The game’s bosses or the Village People?(clockwise from top left)
A cop, businessman, Indian, biker, circus performer and a punk.
Theory #2:You’re trying to rescue someone who has been kidnapped.
Popular Examples: Final Fight, Double Dragon, Bad Dudes
Likelihood: Extremely Unlikely
The biggest problem with this theory is that the game never shows or mentions an abductee. That already makes this an unlikely scenario and it’s made even more unlikely when you try to construct some kind of narrative out of the places you travel to in the game.
Is that guy trying to hit you with a wrench? What is he, the stadium groundskeeper? Why the hell are you beating up the groundskeeper?
Following this logic, the story could be that bikers kidnapped your girlfriend, and sold her to the carnival, but then she was so good at hockey that she got drafted to play on the punk rocker’s team. Now the Indian boss at the baseball stadium might… um… ok, this idea is already falling apart and we haven’t even gotten to the office building full of soldiers yet.
Theory #3: Your character likes to fight.
Popular Examples: Ryu (Street Fighter II), Boston Red Sox fans (real life)
The actions taken by your character seem to indicate that he is the aggressor in many cases, which could indicate that he is simply fighting for the fun of it. Actually, that’s understating it a bit. If you walk up to a gang of bikers and start fighting them, it’s safe to say that you like to fight. If you walk up to a bunch of clowns and start pounding on them, you’re psychotic.
Wait a second… the long blonde hair, the pastel colors on the uniform, the short, curved hockey stick… Those aren’t roller hockey punks – they’re a girl’s field hockey team!!! You’re beating up teenage girls!

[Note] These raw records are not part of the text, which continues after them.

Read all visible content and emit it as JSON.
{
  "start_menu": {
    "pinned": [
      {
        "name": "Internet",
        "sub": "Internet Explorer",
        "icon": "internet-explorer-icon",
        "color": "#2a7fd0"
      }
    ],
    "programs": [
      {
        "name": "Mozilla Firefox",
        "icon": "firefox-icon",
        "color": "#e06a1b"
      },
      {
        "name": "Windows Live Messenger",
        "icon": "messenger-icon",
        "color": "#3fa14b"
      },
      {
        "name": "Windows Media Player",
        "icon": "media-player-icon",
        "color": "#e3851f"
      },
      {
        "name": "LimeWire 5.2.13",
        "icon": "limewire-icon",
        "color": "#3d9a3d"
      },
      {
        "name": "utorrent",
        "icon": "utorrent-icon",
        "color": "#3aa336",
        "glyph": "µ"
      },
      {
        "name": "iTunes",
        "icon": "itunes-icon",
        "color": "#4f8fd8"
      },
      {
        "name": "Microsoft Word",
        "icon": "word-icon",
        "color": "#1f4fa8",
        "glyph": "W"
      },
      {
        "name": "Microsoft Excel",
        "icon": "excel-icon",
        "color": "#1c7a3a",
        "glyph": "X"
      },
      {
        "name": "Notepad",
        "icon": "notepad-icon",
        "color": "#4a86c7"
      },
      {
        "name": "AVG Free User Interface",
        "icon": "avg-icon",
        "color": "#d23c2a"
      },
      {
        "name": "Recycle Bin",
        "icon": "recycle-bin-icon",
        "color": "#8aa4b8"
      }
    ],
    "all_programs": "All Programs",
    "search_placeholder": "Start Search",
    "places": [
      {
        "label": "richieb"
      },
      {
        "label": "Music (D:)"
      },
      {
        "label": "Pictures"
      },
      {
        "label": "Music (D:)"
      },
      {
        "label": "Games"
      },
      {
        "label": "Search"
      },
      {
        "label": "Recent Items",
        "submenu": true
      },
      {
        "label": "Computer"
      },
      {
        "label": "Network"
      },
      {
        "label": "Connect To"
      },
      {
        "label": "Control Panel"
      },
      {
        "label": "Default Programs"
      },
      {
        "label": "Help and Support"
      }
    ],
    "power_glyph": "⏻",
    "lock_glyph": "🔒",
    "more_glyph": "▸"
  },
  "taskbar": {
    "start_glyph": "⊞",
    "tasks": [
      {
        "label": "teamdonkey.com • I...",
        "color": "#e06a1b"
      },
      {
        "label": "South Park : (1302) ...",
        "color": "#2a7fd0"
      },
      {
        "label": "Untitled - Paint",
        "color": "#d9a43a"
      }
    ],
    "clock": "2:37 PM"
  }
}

Perhaps the best evidence to support this theory is the overwhelming amount of violence your character is capable of. While other titles have you knocking your foes to the ground to defeat them, this game says “Why stop there?” and lets you knock an opponent down, then get on his back and start smashing his face into the ground. You can also jump onto the back of a fallen enemy. This may seem tame compared to the head-smashing, but it becomes pretty brutal once you have a line of foes on the ground and can turn it into the world’s most sadistic game of hopscotch. Also, instead of picking up tame weapons such as knives or bats, Combatribes lets you throw motorcycles and pinball machines at people.
Conclusion: After careful consideration, I would have to say that the “likes to fight” theory seems to be the most plausible. There’s almost nothing within the game that would indicate that your character doesn’t like to fight, and it’s the only one of the three ideas that could possibly explain why you would fight clowns. Without any official word from the people who made the game, we can never know for sure, but I would say this is the most likely explanation for the events that take place in Combatribes.

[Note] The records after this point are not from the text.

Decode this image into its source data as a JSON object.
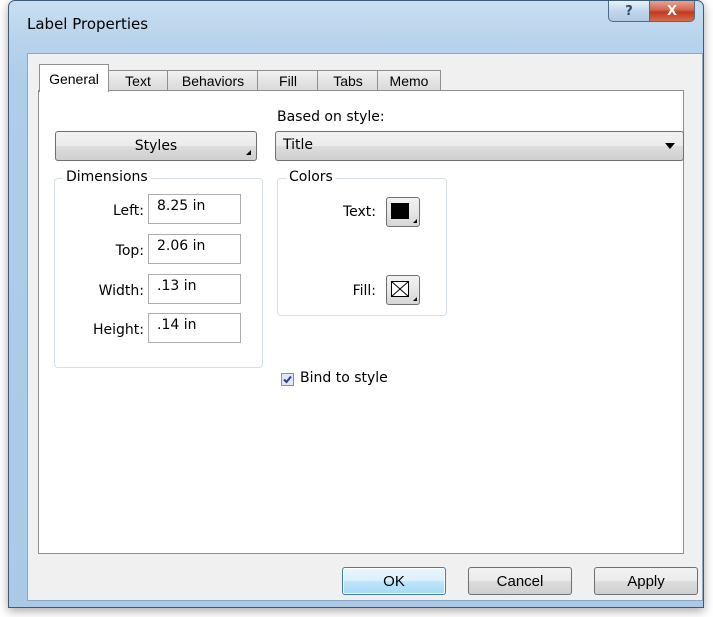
{
  "window": {
    "title": "Label Properties",
    "help_glyph": "?",
    "close_glyph": "X"
  },
  "tabs": [
    {
      "label": "General",
      "active": true
    },
    {
      "label": "Text"
    },
    {
      "label": "Behaviors"
    },
    {
      "label": "Fill"
    },
    {
      "label": "Tabs"
    },
    {
      "label": "Memo"
    }
  ],
  "general": {
    "styles_button": "Styles",
    "based_on_label": "Based on style:",
    "based_on_value": "Title",
    "dimensions": {
      "title": "Dimensions",
      "left_label": "Left:",
      "left_value": "8.25 in",
      "top_label": "Top:",
      "top_value": "2.06 in",
      "width_label": "Width:",
      "width_value": ".13 in",
      "height_label": "Height:",
      "height_value": ".14 in"
    },
    "colors": {
      "title": "Colors",
      "text_label": "Text:",
      "text_color": "#000000",
      "fill_label": "Fill:",
      "fill_color": "none"
    },
    "bind_to_style": {
      "label": "Bind to style",
      "checked": true
    }
  },
  "buttons": {
    "ok": "OK",
    "cancel": "Cancel",
    "apply": "Apply"
  }
}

After fighting all those clowns and maintenance men, its time for the final boss. The businessman is killed before you can fight him by this lady who is dressed like its still 1987. Then you fight her.